### Instructions for the task
Check the material that follows for the word "виллікує" and say how many lines contain it, with no other words.

________

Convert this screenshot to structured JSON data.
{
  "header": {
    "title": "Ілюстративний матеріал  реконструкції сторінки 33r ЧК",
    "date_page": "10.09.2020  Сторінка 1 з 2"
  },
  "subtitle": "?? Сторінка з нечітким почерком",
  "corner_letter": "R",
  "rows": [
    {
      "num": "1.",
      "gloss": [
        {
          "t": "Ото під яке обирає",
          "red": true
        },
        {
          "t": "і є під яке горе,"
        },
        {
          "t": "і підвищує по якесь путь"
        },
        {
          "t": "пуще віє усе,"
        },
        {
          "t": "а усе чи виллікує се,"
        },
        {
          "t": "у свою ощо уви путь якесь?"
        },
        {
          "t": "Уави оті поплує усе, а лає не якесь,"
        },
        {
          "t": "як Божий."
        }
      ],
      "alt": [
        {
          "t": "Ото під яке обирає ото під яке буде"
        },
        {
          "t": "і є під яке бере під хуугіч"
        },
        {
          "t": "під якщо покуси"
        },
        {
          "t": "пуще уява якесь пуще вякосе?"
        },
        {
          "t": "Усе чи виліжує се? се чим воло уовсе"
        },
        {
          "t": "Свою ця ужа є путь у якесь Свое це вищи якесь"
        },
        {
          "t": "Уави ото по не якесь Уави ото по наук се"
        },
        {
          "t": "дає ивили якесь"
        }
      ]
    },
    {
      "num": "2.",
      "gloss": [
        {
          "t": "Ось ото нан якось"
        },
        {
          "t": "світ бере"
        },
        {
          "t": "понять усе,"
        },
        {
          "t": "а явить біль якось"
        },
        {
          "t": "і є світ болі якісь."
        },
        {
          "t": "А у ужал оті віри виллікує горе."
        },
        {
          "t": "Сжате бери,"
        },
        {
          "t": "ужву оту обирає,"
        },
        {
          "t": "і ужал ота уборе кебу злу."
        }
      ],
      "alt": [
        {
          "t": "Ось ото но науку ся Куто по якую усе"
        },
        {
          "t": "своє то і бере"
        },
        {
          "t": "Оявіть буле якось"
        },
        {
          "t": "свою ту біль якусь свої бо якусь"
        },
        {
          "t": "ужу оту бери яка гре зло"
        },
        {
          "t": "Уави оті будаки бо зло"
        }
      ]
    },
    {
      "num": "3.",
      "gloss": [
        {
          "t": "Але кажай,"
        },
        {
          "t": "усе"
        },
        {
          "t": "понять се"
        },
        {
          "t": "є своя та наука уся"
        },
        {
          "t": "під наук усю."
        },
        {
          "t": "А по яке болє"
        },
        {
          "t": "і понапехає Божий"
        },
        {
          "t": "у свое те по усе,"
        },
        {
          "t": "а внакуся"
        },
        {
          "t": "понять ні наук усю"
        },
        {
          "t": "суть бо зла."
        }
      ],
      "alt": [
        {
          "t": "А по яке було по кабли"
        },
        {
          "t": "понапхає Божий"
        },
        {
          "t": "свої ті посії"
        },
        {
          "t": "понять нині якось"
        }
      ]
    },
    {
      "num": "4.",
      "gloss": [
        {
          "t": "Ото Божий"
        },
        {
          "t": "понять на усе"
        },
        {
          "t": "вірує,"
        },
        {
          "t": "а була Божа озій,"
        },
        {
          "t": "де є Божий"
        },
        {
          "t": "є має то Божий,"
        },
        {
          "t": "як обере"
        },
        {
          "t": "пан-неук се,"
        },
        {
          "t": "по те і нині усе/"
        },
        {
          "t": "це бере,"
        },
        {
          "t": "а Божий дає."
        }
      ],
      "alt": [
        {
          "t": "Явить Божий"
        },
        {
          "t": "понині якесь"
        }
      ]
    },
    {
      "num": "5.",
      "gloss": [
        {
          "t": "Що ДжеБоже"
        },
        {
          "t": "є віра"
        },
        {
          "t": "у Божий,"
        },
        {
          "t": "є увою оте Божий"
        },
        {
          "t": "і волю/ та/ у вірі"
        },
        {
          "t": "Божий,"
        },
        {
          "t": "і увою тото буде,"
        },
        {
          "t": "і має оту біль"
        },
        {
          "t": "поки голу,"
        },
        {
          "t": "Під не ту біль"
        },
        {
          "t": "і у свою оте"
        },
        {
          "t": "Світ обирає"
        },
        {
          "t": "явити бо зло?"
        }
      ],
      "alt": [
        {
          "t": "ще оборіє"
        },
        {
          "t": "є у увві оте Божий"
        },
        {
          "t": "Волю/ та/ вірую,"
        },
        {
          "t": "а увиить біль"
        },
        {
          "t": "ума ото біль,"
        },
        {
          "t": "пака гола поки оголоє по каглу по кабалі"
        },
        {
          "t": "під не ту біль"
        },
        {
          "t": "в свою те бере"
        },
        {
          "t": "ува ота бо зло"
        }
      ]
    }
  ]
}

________

### Answer
2